Sakurai and Fujita get Kong tied to a raft to be dragged back to Japan by ship. Mr. Tako arrives to check up on his people, and has to be told not to rest on the plunger detonator for the explosives set up on the raft in case Kong wakes up and tries to escape. The ship, though, is stopped by a Japanese Self-Defense Force ship and is ordered to take Kong back to Faro Island. One daikaiju is more than enough, thank you very much.
Godzilla reaches the shores of Hokkaido and lays waste to the country side. The JSDF sends out everything it has – tanks and artillery – but is repulsed with casualties. To try to stop Godzilla, the JSDF sets up a large pit, Kong, though, wakes up and despite the explosives, escapes to reach mainland Japan. He finds Godzilla.

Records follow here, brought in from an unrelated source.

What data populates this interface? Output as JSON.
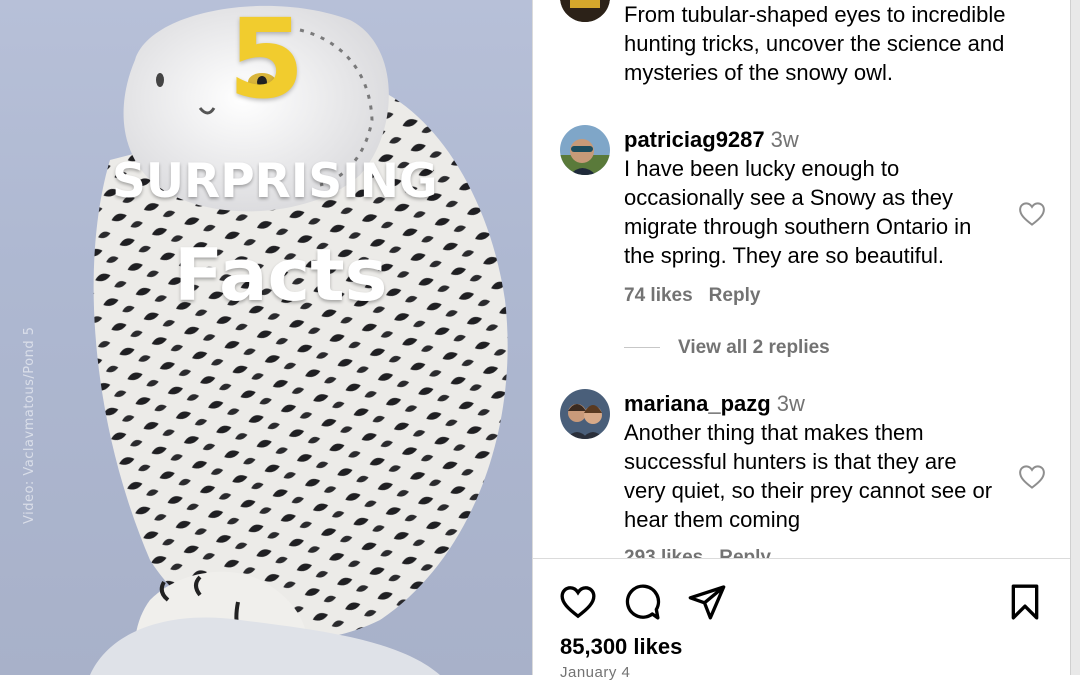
{
  "media": {
    "big_number": "5",
    "line1": "SURPRISING",
    "line2": "Facts",
    "credit": "Video: Vaclavmatous/Pond 5"
  },
  "caption": {
    "text": "From tubular-shaped eyes to incredible hunting tricks, uncover the science and mysteries of the snowy owl."
  },
  "comments": [
    {
      "user": "patriciag9287",
      "time": "3w",
      "text": "I have been lucky enough to occasionally see a Snowy as they migrate through southern Ontario in the spring. They are so beautiful.",
      "likes": "74 likes",
      "reply": "Reply",
      "view_replies": "View all 2 replies"
    },
    {
      "user": "mariana_pazg",
      "time": "3w",
      "text": "Another thing that makes them successful hunters is that they are very quiet, so their prey cannot see or hear them coming",
      "likes": "293 likes",
      "reply": "Reply"
    }
  ],
  "post": {
    "likes": "85,300 likes",
    "date": "January 4"
  },
  "icons": {
    "like": "heart-icon",
    "comment": "comment-bubble-icon",
    "share": "paper-plane-icon",
    "save": "bookmark-icon"
  },
  "colors": {
    "accent_yellow": "#f1cc2e",
    "meta_gray": "#737373",
    "divider": "#dbdbdb"
  }
}
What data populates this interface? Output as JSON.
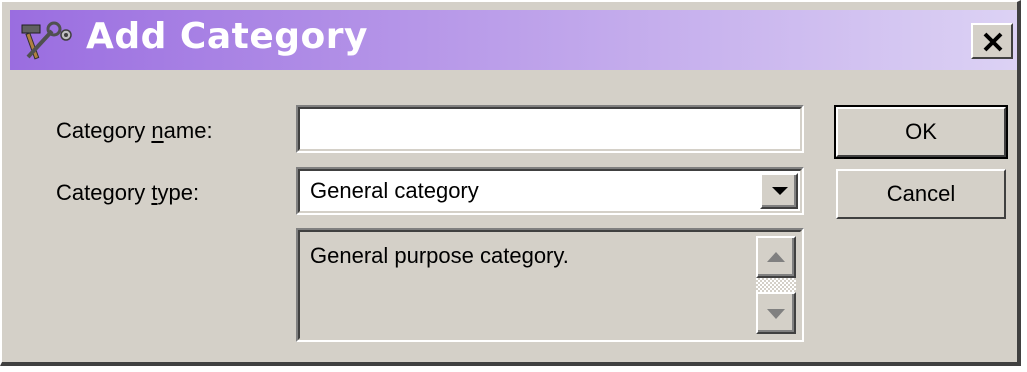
{
  "window": {
    "title": "Add Category",
    "icon": "tools-icon",
    "close_icon": "close-icon"
  },
  "form": {
    "name_label_prefix": "Category ",
    "name_label_access": "n",
    "name_label_suffix": "ame:",
    "name_value": "",
    "type_label_prefix": "Category ",
    "type_label_access": "t",
    "type_label_suffix": "ype:",
    "type_selected": "General category",
    "description": "General purpose category."
  },
  "buttons": {
    "ok": "OK",
    "cancel": "Cancel"
  },
  "colors": {
    "title_gradient_start": "#9a6de0",
    "title_gradient_end": "#dcd2f4",
    "face": "#d4d0c8"
  }
}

The first meeting in the film is a draw. Kong hurls boulders at Godzilla but is repulsed by his opponent’s atomic breath. Godzilla then goes on to fall into the JSDF’s trap but escapes it unarmed. Tokyo, being in the path of Godzilla’s destruction, is evacuated. Power lines with a million volts are set up in the way to stop Godzilla, but the electricity instead powers Kong. The JSDF manage to stop Kong using a gas made from the same red berries found on Faro Island.
Realizing that the only way to stop a giant monster is with another giant monster, the JSDF flies the sleeping Kong to Mount Fuji, where Godzilla was last seen. In the final battle between the two, Godzilla gets an early edge with his atomic breath. It’s not until Kong is struck by lightning that he has the strength to fight back. The battle results in both falling through a village and landing in the Pacific Ocean. Kong is last seen swimming away, while there is no trace of Godzilla. At best, the battle is a draw, but Japan is safe, for now.
/King Kong vs Godzilla/ exists solely to have the two giants battle each other. Each has their own strengths and weaknesses, though some were created just for this movie. Kong’s background is very close to the 1933 movie, with a small island with giant creatures and a small village of humans treating Kong as a god. Godzilla is a threat to Japan, leaving a trail of destruction and is unstoppable by conventional means. The first fight is a technical win for Godzilla; Kong escaped when he realized that he wasn’t able to get past Godzilla’s atomic breath. The film even tosses in a “beauty and the beast” motif for Kong, with the giant ape falling for Sakurai’s sister, Fumiko (Mie Hama). Even with the changes for setting, the film keeps close to the mythology set by King Kong; the giant ape is recognizable.
The biggest change for Kong is that he’s now played by Shoich Hirose instead of being stop-motion animation. Godzilla has always been portrayed by a man in the suit, this time by the original Godzilla actor, Haruo Nakajima. The change means that Kong’s motions are more fluid than stop-motion animation allows. Kong, though, is still recognizable as Kong.
For a movie that is about a battle between the most famous giant monsters, King Kong vs Godzilla takes effort to present Kong’s background faithfully. The change in the nature of the character’s portrayal allows for Kong to throw rocks, leading to a brains versus brawn battle. The end result removes the slow discovery of Kong, but the movie’s purpose wasn’t to re-introduce the character but to get him to Japan for the big fight. In the end, Kong remains king, with the film staying close to his origins, only giving him a boost to deal with Godzilla at the end.